→ **TASK**
Your task is to retype every entry exactly, omitting nothing.

→ **EXTRACTED MATERIAL**
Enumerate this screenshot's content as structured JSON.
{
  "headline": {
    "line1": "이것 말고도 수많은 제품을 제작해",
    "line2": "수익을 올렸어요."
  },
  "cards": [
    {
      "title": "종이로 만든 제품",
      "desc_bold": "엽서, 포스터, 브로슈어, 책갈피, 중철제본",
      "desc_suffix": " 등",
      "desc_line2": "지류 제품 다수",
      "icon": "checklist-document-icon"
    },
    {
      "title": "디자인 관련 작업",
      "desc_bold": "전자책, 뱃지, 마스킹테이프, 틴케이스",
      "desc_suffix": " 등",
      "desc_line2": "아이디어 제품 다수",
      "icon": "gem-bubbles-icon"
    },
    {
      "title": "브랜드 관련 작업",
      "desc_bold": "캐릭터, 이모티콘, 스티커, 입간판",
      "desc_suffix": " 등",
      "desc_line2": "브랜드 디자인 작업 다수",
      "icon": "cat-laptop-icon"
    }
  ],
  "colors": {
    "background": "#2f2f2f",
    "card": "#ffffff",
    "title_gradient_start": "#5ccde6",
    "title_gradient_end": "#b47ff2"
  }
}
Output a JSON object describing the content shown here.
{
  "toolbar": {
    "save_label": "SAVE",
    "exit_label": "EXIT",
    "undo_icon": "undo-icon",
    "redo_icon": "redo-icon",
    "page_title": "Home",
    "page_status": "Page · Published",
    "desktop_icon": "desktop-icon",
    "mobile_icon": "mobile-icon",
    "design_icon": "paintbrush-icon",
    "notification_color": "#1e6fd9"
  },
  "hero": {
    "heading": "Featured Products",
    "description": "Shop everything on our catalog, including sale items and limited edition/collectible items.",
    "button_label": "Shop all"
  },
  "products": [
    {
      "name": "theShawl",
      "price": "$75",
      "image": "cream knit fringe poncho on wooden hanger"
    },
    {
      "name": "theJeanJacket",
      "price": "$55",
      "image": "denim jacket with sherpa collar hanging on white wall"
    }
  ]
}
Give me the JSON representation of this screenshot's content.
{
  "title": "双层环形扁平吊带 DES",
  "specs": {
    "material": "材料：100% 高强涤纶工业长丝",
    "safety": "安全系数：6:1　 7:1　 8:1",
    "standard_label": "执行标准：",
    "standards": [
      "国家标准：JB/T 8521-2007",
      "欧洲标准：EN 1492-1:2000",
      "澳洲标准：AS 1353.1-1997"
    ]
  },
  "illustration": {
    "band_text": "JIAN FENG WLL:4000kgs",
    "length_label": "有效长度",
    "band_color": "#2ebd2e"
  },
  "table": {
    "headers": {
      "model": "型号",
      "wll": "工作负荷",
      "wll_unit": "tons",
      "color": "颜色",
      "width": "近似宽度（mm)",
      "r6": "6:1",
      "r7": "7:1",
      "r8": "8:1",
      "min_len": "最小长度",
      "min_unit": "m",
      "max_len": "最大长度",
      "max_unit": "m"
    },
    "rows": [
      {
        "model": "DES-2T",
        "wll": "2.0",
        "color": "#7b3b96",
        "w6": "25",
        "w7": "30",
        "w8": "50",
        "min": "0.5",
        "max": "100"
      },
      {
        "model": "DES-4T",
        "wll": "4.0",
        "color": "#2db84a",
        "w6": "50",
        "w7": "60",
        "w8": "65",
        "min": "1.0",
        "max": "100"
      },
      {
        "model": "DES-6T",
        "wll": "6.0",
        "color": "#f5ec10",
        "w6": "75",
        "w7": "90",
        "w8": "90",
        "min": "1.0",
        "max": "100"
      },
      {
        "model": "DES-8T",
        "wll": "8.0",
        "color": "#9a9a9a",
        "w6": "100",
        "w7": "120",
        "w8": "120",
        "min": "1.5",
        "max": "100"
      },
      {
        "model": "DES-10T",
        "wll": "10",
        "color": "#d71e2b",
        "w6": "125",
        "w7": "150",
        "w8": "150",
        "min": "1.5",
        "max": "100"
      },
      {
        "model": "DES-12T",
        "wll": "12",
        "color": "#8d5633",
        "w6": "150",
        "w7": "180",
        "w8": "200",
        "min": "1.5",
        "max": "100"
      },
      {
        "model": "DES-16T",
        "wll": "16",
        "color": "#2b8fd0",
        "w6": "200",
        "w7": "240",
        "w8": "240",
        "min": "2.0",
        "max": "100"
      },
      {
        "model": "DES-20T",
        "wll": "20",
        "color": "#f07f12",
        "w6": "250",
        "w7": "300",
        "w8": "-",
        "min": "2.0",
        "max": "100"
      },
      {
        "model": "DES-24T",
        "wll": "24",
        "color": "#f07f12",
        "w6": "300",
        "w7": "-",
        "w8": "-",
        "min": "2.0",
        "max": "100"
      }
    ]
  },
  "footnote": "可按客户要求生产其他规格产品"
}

→ **EXERCISE RESPONSE**
Enumerate this screenshot's content as structured JSON.
{
  "headline": {
    "line1": "이것 말고도 수많은 제품을 제작해",
    "line2": "수익을 올렸어요."
  },
  "cards": [
    {
      "title": "종이로 만든 제품",
      "desc_bold": "엽서, 포스터, 브로슈어, 책갈피, 중철제본",
      "desc_suffix": " 등",
      "desc_line2": "지류 제품 다수",
      "icon": "checklist-document-icon"
    },
    {
      "title": "디자인 관련 작업",
      "desc_bold": "전자책, 뱃지, 마스킹테이프, 틴케이스",
      "desc_suffix": " 등",
      "desc_line2": "아이디어 제품 다수",
      "icon": "gem-bubbles-icon"
    },
    {
      "title": "브랜드 관련 작업",
      "desc_bold": "캐릭터, 이모티콘, 스티커, 입간판",
      "desc_suffix": " 등",
      "desc_line2": "브랜드 디자인 작업 다수",
      "icon": "cat-laptop-icon"
    }
  ],
  "colors": {
    "background": "#2f2f2f",
    "card": "#ffffff",
    "title_gradient_start": "#5ccde6",
    "title_gradient_end": "#b47ff2"
  }
}
Output a JSON object describing the content shown here.
{
  "toolbar": {
    "save_label": "SAVE",
    "exit_label": "EXIT",
    "undo_icon": "undo-icon",
    "redo_icon": "redo-icon",
    "page_title": "Home",
    "page_status": "Page · Published",
    "desktop_icon": "desktop-icon",
    "mobile_icon": "mobile-icon",
    "design_icon": "paintbrush-icon",
    "notification_color": "#1e6fd9"
  },
  "hero": {
    "heading": "Featured Products",
    "description": "Shop everything on our catalog, including sale items and limited edition/collectible items.",
    "button_label": "Shop all"
  },
  "products": [
    {
      "name": "theShawl",
      "price": "$75",
      "image": "cream knit fringe poncho on wooden hanger"
    },
    {
      "name": "theJeanJacket",
      "price": "$55",
      "image": "denim jacket with sherpa collar hanging on white wall"
    }
  ]
}
Give me the JSON representation of this screenshot's content.
{
  "title": "双层环形扁平吊带 DES",
  "specs": {
    "material": "材料：100% 高强涤纶工业长丝",
    "safety": "安全系数：6:1　 7:1　 8:1",
    "standard_label": "执行标准：",
    "standards": [
      "国家标准：JB/T 8521-2007",
      "欧洲标准：EN 1492-1:2000",
      "澳洲标准：AS 1353.1-1997"
    ]
  },
  "illustration": {
    "band_text": "JIAN FENG WLL:4000kgs",
    "length_label": "有效长度",
    "band_color": "#2ebd2e"
  },
  "table": {
    "headers": {
      "model": "型号",
      "wll": "工作负荷",
      "wll_unit": "tons",
      "color": "颜色",
      "width": "近似宽度（mm)",
      "r6": "6:1",
      "r7": "7:1",
      "r8": "8:1",
      "min_len": "最小长度",
      "min_unit": "m",
      "max_len": "最大长度",
      "max_unit": "m"
    },
    "rows": [
      {
        "model": "DES-2T",
        "wll": "2.0",
        "color": "#7b3b96",
        "w6": "25",
        "w7": "30",
        "w8": "50",
        "min": "0.5",
        "max": "100"
      },
      {
        "model": "DES-4T",
        "wll": "4.0",
        "color": "#2db84a",
        "w6": "50",
        "w7": "60",
        "w8": "65",
        "min": "1.0",
        "max": "100"
      },
      {
        "model": "DES-6T",
        "wll": "6.0",
        "color": "#f5ec10",
        "w6": "75",
        "w7": "90",
        "w8": "90",
        "min": "1.0",
        "max": "100"
      },
      {
        "model": "DES-8T",
        "wll": "8.0",
        "color": "#9a9a9a",
        "w6": "100",
        "w7": "120",
        "w8": "120",
        "min": "1.5",
        "max": "100"
      },
      {
        "model": "DES-10T",
        "wll": "10",
        "color": "#d71e2b",
        "w6": "125",
        "w7": "150",
        "w8": "150",
        "min": "1.5",
        "max": "100"
      },
      {
        "model": "DES-12T",
        "wll": "12",
        "color": "#8d5633",
        "w6": "150",
        "w7": "180",
        "w8": "200",
        "min": "1.5",
        "max": "100"
      },
      {
        "model": "DES-16T",
        "wll": "16",
        "color": "#2b8fd0",
        "w6": "200",
        "w7": "240",
        "w8": "240",
        "min": "2.0",
        "max": "100"
      },
      {
        "model": "DES-20T",
        "wll": "20",
        "color": "#f07f12",
        "w6": "250",
        "w7": "300",
        "w8": "-",
        "min": "2.0",
        "max": "100"
      },
      {
        "model": "DES-24T",
        "wll": "24",
        "color": "#f07f12",
        "w6": "300",
        "w7": "-",
        "w8": "-",
        "min": "2.0",
        "max": "100"
      }
    ]
  },
  "footnote": "可按客户要求生产其他规格产品"
}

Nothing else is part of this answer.